For years, management of the person with diabetes has been dictated by formulas and algorithms. However, more dynamic treatment options individualized for each patient and designed to empower them to take charge of their care are available and gaining in popularity.
Learn from one of the creators of the dynamic diabetes management program known as “Sugar Surfing” today at 4:30 pm in Room 243-245.
Stephen Ponder, MD, CDE, Professor of Pediatrics, Baylor Scott and White Healthcare, is the creator of Sugar Surfing™ and co-author of the book of the same name. Sugar Surfing describes the discipline of diabetes self-management in the moment using frequent pattern management enabled by either continuous glucose monitoring (CGM) or frequent blood glucose checks using a standard hand held blood sugar monitoring device.
“Sugar surfing requires a bit of understanding of that concept of dynamism and learning one’s individual responses. Everybody with diabetes in unique. Sugar surfing takes that into account; it respects that,” said Dr. Ponder, who has lived with diabetes himself since 1966. “Patients are doing this in some respects quite intuitively, but they are afraid to talk to their educators or talk to their doctors about it because some doctors don’t want you to adlib. Sugar surfing is a lot more than adlibbing; it is learning and mapping you own individual responses.”

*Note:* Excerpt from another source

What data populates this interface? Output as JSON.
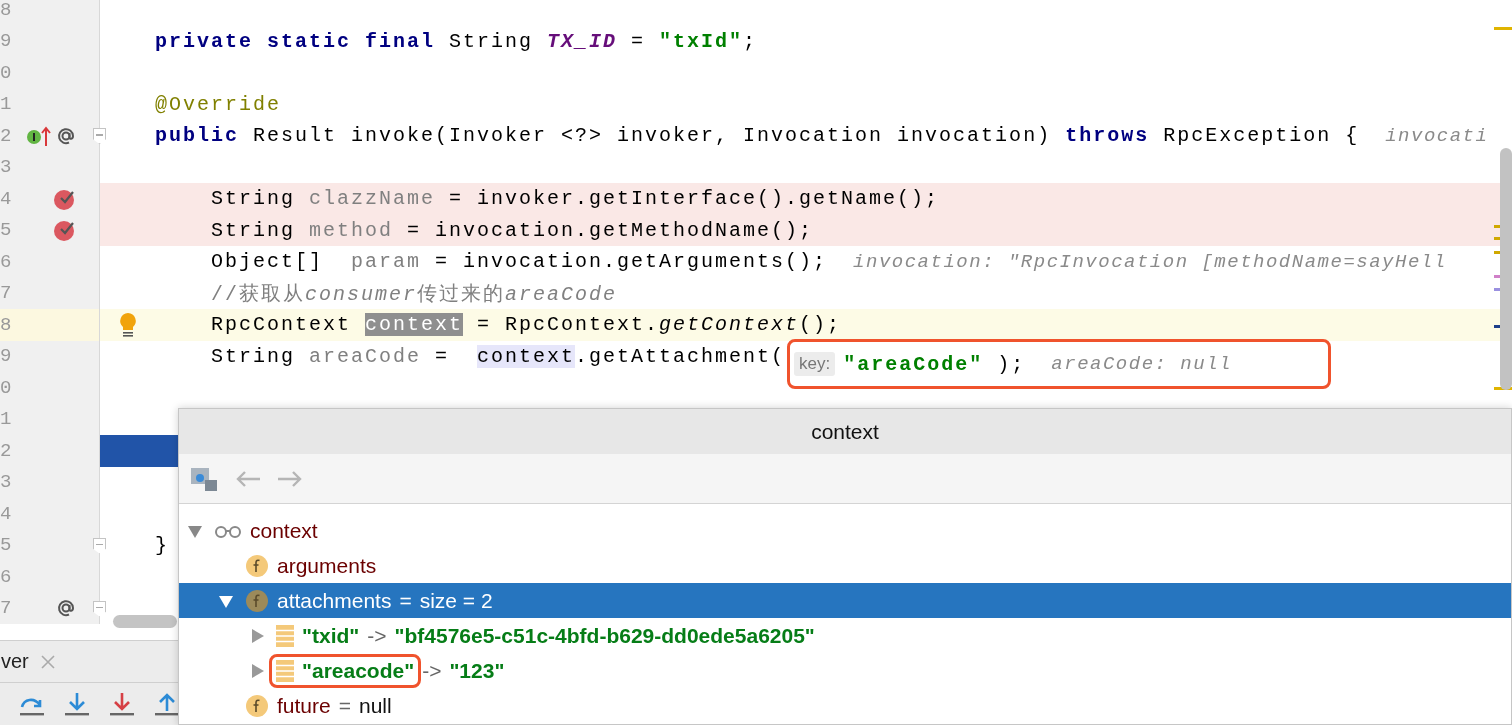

Dr. Ponder will present a one-hour version of the workshop he gives to people with diabetes all over the United States and in Europe. He will describe at least three methods of educating them to effectively steer or influence a glycemic trend pattern in the moment as well as identify common glycemic trending patterns on a CGM device and understand their meaning.
“It’s something that can be taught to children, as well as people of any age,” he noted. “As I explain to families, it’s not unlike when people were learning to look at EKGs. They had these wavy lines that were coming across an electric screen. Somebody had to apply terminology to that so we were all speaking a common language. What I’ve done with blood glucose level in a CGM is to use that same metaphor by applying certain terms to the shapes and the direction of those lines.”
Dr. Ponder explained that sugar surfing does not rely on any specific device, pharmaceutical product or nutritional approach to be successful. Diabetes educators will learn a more dynamic style of approaching and motivating patients with diabetes, which will complement many of the current static approaches to care based on formal dosing algorithms, preprogrammed insulin pump settings or sliding scales.
“Educators can use those formulas as a springboard to help patients learn how their body responds to certain inputs: food, exercise, stress,” he said. “Diabetes educators know that empowered patients are the secret to doing this.”
He added that it is important for the diabetes educator to be a support to patients attempting the sugar surfing method, because they will occasionally fail. “And they will fail, just like they will fail with every other therapy they use,” he added. “But failure is the best educator and best teacher.”